“The Quilt ” by Mary McCall


Wrapped in my grandmother’s purple and white-checkered quilt, I can hear the clicking
of her knitting needles. The fringe fans across my legs, just below my knees; there is the
hole in the right corner where my big toe peeped through. Love is a stockinette stitch, or
a purl, a plait. Each one counted carefully. Ordered, logical. I think of her hands, her
fingers curling into themselves like leaves.
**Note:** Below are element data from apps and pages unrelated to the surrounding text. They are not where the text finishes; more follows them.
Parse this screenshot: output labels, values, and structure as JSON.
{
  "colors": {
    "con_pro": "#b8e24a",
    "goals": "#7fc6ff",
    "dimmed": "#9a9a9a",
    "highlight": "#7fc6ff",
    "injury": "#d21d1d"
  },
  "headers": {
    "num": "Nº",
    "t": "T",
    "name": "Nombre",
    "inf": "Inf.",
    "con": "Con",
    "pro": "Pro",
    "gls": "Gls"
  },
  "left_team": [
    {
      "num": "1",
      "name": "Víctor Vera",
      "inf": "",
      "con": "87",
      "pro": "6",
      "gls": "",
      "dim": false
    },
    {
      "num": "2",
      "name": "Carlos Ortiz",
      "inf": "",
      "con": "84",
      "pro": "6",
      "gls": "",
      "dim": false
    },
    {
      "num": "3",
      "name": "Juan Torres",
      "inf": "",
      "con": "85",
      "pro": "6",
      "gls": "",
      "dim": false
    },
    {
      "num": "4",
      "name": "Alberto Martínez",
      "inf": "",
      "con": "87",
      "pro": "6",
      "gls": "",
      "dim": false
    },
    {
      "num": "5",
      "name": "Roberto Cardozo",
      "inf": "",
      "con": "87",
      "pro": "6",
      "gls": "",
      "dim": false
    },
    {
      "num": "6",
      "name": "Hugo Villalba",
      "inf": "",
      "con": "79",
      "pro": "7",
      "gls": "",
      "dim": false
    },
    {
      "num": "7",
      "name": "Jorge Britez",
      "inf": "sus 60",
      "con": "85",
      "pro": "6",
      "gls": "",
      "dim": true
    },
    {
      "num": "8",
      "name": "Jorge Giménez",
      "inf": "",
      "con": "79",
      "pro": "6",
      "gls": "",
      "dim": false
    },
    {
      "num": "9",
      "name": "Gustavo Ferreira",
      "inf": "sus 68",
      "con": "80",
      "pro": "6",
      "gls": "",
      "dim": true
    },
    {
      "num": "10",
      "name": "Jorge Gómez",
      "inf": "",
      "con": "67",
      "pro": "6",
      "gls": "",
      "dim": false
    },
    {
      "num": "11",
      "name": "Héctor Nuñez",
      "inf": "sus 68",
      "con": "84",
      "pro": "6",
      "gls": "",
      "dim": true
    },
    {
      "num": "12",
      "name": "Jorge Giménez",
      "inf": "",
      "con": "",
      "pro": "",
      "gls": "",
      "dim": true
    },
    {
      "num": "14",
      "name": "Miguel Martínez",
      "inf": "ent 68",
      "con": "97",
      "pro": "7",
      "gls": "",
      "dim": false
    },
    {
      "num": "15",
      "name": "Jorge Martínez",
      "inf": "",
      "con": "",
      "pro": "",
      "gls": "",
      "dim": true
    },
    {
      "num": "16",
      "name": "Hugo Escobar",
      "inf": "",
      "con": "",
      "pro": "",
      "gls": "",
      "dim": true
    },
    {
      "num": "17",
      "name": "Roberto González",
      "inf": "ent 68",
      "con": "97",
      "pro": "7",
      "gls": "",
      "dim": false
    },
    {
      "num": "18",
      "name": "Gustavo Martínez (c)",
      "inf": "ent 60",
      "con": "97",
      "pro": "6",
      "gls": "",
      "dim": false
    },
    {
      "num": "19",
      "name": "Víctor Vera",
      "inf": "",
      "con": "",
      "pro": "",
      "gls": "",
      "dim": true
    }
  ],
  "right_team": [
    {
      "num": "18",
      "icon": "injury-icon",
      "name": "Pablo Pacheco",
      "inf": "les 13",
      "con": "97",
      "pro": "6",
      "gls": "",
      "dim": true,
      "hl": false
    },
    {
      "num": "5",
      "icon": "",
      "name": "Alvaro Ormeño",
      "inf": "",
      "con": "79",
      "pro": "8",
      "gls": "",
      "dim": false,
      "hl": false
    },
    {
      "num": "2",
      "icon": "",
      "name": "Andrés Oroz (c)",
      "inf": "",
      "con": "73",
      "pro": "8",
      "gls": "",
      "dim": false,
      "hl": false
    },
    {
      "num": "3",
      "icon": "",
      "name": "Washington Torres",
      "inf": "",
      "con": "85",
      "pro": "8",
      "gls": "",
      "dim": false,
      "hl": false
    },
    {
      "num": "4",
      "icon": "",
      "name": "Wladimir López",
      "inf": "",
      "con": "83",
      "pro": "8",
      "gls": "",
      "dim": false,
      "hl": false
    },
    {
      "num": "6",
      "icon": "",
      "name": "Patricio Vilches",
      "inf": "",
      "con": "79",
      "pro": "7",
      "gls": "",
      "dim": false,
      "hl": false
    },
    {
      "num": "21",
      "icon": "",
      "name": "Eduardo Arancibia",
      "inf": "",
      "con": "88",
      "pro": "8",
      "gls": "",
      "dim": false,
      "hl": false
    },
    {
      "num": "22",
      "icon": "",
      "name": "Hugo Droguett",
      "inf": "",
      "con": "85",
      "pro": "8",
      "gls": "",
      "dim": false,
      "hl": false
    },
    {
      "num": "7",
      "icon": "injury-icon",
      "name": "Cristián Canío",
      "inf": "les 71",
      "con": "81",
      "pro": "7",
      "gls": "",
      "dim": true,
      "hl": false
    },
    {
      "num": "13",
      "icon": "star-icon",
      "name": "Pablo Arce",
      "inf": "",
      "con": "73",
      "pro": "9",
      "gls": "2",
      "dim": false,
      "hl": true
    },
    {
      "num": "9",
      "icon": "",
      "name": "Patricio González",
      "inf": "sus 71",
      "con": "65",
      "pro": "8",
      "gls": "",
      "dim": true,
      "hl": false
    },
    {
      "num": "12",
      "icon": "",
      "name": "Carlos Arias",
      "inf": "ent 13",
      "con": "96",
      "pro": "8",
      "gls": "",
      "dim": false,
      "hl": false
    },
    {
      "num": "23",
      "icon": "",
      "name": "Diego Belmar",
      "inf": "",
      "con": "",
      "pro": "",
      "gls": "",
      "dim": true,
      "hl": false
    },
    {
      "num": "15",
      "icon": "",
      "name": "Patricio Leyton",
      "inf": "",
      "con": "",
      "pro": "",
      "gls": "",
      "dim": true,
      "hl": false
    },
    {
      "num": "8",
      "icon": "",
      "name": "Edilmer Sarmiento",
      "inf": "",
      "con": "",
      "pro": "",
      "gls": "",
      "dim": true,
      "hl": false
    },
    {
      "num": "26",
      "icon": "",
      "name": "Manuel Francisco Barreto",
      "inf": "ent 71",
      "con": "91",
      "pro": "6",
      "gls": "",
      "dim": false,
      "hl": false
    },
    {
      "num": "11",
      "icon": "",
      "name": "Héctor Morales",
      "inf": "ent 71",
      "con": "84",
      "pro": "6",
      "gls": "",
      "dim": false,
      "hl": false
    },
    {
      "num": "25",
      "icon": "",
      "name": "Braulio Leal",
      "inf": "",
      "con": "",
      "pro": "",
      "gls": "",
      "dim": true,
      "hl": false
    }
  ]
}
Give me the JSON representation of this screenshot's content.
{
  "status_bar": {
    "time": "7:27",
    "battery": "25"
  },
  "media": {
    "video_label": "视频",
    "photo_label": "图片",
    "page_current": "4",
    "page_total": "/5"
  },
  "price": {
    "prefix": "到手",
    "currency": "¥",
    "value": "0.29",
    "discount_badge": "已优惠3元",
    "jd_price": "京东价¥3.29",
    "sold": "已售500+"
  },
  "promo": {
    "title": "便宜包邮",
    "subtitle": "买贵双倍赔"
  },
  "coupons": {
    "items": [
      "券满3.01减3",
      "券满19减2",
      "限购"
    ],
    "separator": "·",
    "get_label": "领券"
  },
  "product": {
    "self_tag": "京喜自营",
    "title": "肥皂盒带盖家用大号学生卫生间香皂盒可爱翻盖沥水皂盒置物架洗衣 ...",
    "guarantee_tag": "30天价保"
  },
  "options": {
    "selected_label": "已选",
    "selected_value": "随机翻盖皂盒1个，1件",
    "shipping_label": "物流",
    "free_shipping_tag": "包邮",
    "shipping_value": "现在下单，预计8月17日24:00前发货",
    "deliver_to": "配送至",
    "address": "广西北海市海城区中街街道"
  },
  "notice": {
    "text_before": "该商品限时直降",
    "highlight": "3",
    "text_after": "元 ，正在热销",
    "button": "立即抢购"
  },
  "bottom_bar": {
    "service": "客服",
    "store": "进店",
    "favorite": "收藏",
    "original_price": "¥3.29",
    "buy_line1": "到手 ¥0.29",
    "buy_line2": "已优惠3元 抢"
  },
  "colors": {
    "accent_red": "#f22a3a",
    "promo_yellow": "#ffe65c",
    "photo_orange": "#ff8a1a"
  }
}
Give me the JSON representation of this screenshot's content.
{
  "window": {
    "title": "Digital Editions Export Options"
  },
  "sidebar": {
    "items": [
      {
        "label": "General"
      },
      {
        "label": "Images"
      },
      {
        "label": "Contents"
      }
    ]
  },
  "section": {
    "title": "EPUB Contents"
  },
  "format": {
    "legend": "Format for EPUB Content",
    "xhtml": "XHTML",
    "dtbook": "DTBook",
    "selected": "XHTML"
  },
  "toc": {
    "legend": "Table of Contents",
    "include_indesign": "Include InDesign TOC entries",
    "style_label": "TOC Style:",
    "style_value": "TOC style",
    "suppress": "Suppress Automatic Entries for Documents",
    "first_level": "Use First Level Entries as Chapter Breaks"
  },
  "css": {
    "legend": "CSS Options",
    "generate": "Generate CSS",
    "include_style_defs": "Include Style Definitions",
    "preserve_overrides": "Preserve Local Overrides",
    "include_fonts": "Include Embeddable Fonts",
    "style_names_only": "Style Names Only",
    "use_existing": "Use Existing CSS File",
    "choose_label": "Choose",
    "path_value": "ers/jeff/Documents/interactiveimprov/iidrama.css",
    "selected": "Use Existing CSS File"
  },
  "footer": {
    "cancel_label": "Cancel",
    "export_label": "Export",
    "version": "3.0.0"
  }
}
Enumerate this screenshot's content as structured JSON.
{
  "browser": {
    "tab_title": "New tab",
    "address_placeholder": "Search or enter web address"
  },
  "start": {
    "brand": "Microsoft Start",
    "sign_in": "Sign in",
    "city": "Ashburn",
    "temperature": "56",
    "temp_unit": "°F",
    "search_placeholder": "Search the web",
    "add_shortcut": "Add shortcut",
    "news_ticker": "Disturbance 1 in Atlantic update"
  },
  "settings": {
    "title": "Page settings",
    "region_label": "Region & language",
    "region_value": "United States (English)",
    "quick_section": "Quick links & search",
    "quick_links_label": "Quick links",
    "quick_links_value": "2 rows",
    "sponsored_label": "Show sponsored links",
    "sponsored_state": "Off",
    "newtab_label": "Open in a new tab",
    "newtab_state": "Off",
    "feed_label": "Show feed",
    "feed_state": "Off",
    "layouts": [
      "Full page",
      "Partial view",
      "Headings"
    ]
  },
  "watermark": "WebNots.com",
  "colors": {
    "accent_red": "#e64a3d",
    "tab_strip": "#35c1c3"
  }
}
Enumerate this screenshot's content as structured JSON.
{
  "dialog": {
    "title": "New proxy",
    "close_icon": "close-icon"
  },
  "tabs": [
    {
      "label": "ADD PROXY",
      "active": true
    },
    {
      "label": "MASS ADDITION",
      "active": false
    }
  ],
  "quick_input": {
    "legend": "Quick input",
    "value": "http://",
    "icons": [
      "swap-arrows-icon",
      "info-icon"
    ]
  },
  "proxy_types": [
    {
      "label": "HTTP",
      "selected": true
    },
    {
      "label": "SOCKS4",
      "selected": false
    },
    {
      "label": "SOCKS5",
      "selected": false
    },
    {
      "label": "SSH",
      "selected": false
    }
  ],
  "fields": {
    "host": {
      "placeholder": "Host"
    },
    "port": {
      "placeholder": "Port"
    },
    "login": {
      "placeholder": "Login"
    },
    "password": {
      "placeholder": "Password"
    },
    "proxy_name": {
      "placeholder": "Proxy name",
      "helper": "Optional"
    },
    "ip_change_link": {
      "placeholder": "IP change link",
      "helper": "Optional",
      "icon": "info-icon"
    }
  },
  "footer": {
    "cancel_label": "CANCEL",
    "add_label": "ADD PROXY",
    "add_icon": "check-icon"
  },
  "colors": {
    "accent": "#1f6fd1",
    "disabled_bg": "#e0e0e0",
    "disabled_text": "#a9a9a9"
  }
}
These were the fingers dusted with flour as
she kneaded dough for pumpkin pies, whose fingertips ran over the bumps of the dried
pen ink from my grandfather’s letters, whose hands clutched the porcelain palm of her
doll whose fingers did not squeeze back.